William Prynne (1600 - October 24, 1669) was a Puritan opponent of the church policy of Archbishop of Canterbury William Laud. Born at Swanswick, near Bath, Somerset), he died at London. After graduating in law from Oxford Universty, he began a series of attacks on the current Arminian high church policies of the government, and on the (by Puritan standards) lax morals prevalant at Court. Being, like many Puritans, strongly opposed to stage plays, he included in his turgid Histriomastix a denunciation of actresses which was widely felt to be an attack of Queen Henrietta Maria. He was tried in the Star Chamber in 1633 and sentenced to imprisonment and the removal of part of his ears. He was, however, able to continue his activities from prison, and was sentenced in 1637 to the removal of the rest of his ears and to be branded with letters S L (seditious libeller). He affected that these in fact stood for stigmata Laudis (the marks of Laud).

He was released by the Long Parliament, and supported the Parliamentary cause in the English Civil War. He was able to have the satisfaction of overseeing the trial of Laud, which eventually ended in the latter's execution. The tide of opinion was moving fast, and Prynne, having been at the forefront of radical opposition, now found himself a conservative figure, defending Presbyterianism against the Independents favoured by Oliver Cromwell and the army.

He became a thorn in Cromwell's side, and was imprisoned from 1650 to 1653 for his opposition to military government.

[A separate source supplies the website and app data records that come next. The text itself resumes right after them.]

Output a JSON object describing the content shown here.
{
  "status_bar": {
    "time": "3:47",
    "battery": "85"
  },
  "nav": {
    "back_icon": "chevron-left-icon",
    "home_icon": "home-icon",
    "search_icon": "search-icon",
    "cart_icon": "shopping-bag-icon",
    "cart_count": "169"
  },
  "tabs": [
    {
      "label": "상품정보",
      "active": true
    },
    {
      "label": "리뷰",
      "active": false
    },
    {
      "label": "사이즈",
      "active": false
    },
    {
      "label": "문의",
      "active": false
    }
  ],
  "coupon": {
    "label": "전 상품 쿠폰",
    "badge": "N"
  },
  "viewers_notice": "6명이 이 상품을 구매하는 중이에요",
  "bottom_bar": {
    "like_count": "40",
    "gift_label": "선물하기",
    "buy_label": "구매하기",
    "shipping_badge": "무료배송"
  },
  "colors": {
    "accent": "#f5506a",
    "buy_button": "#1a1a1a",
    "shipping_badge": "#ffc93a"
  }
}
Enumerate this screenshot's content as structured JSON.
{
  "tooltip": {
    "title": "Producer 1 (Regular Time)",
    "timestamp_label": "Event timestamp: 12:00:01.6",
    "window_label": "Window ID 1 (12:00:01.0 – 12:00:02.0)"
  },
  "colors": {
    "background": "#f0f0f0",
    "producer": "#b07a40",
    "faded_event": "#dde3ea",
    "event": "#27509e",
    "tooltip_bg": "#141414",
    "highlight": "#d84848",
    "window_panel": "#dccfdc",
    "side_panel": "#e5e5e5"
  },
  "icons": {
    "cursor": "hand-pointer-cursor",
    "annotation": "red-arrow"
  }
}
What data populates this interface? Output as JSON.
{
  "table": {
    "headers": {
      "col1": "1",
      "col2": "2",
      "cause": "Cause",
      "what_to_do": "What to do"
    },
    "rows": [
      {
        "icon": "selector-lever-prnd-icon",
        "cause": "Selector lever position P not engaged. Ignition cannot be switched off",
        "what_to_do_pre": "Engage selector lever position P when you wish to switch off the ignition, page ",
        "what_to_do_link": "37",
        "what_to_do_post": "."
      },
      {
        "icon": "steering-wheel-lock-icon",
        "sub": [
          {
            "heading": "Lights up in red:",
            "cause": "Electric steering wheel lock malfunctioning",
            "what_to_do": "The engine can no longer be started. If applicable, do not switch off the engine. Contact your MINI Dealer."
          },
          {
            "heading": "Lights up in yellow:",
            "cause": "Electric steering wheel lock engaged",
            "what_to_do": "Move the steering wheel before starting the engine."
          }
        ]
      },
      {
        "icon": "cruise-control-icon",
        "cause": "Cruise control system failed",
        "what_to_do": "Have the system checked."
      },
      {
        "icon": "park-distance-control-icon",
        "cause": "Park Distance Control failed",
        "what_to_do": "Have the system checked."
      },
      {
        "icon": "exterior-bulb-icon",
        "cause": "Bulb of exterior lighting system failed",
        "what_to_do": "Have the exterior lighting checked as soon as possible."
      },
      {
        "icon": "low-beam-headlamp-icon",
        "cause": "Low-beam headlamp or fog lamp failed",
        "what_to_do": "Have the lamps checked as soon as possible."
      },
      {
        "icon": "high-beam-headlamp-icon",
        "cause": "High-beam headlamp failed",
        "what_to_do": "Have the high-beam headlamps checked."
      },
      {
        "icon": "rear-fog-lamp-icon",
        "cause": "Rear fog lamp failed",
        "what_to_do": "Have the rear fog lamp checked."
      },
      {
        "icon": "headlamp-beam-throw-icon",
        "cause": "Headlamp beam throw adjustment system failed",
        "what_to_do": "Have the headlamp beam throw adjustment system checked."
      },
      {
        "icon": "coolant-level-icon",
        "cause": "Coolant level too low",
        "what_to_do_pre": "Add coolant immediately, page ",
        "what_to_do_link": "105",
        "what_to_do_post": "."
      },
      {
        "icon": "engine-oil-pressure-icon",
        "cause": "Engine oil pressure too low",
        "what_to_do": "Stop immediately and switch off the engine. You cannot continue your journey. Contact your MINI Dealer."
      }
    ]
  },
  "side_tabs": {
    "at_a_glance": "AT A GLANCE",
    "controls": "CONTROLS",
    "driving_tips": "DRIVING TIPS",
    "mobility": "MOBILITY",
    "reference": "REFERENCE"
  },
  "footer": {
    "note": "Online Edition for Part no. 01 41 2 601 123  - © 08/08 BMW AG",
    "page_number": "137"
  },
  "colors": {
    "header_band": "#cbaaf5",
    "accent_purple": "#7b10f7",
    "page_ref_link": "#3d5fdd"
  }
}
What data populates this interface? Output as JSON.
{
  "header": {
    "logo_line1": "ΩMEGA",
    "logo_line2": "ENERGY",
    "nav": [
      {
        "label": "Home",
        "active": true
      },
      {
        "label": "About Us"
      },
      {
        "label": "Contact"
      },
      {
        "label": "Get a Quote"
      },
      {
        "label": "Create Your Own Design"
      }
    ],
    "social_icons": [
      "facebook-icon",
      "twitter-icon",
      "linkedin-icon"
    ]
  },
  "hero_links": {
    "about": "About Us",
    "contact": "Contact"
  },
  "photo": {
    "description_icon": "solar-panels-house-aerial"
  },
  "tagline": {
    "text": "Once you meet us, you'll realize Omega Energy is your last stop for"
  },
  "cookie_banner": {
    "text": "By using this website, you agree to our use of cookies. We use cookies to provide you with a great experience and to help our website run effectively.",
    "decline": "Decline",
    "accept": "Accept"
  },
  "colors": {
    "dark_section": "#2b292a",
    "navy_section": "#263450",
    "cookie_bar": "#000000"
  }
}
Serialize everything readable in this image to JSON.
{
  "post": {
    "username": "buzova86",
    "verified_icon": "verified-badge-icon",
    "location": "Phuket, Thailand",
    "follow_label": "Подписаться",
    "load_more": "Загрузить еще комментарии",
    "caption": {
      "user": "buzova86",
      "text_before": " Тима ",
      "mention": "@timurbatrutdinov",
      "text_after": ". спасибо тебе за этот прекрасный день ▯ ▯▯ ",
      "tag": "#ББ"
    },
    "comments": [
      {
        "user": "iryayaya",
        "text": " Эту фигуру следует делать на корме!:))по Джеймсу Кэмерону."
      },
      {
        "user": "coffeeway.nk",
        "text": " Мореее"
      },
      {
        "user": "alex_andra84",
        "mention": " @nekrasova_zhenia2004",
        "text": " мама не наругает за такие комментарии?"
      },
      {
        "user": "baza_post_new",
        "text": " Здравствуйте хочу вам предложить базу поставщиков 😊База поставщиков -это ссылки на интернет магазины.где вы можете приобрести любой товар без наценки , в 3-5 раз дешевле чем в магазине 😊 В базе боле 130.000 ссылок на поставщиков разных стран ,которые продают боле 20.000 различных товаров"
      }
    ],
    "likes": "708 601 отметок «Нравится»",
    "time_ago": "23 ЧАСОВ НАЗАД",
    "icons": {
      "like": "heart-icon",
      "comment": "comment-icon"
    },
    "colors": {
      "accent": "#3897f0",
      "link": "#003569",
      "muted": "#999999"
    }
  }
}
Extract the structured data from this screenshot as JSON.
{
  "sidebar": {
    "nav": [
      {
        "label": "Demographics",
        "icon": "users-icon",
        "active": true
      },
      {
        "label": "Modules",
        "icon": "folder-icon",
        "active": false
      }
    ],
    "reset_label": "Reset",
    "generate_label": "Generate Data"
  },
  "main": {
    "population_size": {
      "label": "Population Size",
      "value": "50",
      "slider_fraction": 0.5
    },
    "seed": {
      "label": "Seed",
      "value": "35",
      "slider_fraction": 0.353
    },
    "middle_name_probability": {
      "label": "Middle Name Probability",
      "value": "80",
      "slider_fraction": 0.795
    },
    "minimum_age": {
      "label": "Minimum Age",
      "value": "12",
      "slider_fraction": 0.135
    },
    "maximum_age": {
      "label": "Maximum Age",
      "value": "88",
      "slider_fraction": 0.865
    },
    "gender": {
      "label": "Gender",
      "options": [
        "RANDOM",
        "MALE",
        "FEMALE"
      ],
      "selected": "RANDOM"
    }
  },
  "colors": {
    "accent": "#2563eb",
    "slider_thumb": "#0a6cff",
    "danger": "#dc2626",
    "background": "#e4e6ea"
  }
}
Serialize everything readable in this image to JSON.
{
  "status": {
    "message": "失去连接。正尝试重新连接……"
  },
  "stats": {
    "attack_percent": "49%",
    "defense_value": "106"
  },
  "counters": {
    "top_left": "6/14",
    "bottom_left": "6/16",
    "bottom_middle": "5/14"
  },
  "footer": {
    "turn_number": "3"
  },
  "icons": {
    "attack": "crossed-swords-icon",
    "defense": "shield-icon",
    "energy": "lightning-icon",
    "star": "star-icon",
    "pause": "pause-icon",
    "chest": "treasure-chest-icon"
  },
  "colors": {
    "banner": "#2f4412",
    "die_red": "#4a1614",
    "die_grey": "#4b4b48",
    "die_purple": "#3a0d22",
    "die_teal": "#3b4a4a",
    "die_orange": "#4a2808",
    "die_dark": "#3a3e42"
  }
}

Eventually, he supported the restoration of Charles II, and was rewarded with public office: he became the keeper of records in the Tower of London and was apparently a model civil servant.